- _EXERCISE OBJECTIVE_:
Where in the entries below does "name" appear? Copy every line that has it.

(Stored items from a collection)
○ ○ ○ ○ ○

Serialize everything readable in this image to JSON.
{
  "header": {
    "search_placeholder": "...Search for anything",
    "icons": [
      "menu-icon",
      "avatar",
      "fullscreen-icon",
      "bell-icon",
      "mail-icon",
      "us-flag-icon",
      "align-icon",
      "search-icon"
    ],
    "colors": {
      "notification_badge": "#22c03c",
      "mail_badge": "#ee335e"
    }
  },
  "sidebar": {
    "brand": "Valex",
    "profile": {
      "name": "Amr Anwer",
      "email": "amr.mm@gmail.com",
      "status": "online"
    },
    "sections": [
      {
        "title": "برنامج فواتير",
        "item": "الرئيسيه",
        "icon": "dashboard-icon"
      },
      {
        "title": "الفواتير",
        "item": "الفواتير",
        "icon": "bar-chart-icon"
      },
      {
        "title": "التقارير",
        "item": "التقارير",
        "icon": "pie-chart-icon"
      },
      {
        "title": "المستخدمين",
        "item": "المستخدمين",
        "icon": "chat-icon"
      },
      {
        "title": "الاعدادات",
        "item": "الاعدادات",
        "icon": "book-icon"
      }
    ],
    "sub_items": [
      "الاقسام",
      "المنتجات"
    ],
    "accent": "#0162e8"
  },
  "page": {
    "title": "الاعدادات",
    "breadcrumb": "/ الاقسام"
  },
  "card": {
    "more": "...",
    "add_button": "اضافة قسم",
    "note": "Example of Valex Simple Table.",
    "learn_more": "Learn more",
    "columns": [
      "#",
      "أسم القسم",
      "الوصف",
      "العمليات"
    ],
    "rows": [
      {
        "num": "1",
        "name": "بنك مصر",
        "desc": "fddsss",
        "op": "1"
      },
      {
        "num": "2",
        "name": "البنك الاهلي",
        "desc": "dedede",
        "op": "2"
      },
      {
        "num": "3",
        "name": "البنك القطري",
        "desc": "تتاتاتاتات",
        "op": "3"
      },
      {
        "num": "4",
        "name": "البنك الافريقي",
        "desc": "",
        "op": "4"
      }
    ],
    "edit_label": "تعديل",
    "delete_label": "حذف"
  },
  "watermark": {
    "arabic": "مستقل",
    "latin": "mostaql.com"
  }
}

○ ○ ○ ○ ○

- _RESPONSE TO THE TASK_:
      "name": "Amr Anwer",
        "name": "بنك مصر",
        "name": "البنك الاهلي",
        "name": "البنك القطري",
        "name": "البنك الافريقي",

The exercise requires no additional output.